Listed entries
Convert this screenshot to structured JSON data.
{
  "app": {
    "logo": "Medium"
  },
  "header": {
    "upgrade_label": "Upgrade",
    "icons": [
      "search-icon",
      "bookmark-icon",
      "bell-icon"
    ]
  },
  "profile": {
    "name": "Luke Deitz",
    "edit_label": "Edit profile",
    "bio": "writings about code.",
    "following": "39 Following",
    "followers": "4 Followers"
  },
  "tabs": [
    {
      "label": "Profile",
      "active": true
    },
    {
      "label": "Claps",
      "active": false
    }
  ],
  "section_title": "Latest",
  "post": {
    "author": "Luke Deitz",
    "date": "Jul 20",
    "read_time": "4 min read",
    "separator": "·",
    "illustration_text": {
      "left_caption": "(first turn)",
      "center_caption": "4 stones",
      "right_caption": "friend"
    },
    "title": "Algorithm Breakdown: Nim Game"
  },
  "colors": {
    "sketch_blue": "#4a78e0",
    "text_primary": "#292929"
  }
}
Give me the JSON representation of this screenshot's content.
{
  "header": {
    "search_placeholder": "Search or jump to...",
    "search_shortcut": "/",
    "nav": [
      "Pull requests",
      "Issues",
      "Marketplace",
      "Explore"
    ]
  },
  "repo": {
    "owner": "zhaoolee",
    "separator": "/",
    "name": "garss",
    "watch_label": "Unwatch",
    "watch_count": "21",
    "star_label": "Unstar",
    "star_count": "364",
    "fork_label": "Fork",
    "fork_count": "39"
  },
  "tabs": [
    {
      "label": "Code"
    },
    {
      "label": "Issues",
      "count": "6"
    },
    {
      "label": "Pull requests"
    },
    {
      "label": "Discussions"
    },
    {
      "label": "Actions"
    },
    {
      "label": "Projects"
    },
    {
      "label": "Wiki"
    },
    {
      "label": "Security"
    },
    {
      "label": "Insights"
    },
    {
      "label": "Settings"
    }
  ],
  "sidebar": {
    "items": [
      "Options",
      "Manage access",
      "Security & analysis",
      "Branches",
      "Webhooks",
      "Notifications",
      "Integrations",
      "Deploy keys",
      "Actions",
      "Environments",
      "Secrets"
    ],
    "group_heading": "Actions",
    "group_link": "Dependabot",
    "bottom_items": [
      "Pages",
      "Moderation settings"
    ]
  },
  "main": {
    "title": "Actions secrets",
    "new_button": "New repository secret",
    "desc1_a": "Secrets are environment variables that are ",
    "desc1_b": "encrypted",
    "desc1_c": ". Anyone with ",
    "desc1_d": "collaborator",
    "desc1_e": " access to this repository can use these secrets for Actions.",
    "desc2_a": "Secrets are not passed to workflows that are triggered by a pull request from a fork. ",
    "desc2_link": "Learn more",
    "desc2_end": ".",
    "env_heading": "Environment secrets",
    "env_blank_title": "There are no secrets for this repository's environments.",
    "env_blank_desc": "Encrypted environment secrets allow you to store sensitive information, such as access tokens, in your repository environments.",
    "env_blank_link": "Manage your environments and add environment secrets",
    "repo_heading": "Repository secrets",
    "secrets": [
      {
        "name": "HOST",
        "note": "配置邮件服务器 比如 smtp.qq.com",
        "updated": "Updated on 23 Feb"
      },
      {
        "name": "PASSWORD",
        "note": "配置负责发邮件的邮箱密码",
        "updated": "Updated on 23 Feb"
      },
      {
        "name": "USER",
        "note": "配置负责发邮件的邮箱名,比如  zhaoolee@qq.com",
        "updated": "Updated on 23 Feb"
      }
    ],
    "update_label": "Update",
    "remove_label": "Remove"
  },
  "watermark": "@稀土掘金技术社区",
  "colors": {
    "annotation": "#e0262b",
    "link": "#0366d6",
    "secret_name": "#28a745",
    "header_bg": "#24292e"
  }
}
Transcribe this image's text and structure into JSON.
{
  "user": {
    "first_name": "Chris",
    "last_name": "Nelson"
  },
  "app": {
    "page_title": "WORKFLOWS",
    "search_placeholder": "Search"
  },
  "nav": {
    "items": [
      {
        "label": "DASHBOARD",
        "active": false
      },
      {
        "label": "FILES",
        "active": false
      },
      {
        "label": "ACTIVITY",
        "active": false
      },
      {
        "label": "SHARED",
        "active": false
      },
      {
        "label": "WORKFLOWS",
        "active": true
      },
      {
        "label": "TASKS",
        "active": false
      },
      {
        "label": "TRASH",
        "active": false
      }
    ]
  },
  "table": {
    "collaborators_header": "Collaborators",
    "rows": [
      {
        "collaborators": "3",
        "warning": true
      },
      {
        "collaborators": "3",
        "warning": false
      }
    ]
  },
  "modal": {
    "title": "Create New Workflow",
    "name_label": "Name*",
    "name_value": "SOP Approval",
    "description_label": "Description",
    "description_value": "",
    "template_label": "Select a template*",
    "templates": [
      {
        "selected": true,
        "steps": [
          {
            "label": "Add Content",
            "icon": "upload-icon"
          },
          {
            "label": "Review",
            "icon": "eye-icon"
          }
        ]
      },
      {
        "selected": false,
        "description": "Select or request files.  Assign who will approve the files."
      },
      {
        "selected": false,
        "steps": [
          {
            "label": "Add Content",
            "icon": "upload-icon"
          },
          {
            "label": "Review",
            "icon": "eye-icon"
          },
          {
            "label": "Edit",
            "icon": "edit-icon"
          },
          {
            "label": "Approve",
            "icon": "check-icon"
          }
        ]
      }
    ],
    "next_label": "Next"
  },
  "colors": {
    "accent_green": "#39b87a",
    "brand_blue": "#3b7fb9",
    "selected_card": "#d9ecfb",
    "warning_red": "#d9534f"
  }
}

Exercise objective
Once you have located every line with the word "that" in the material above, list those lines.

Response
    "desc1_a": "Secrets are environment variables that are ",
    "desc2_a": "Secrets are not passed to workflows that are triggered by a pull request from a fork. ",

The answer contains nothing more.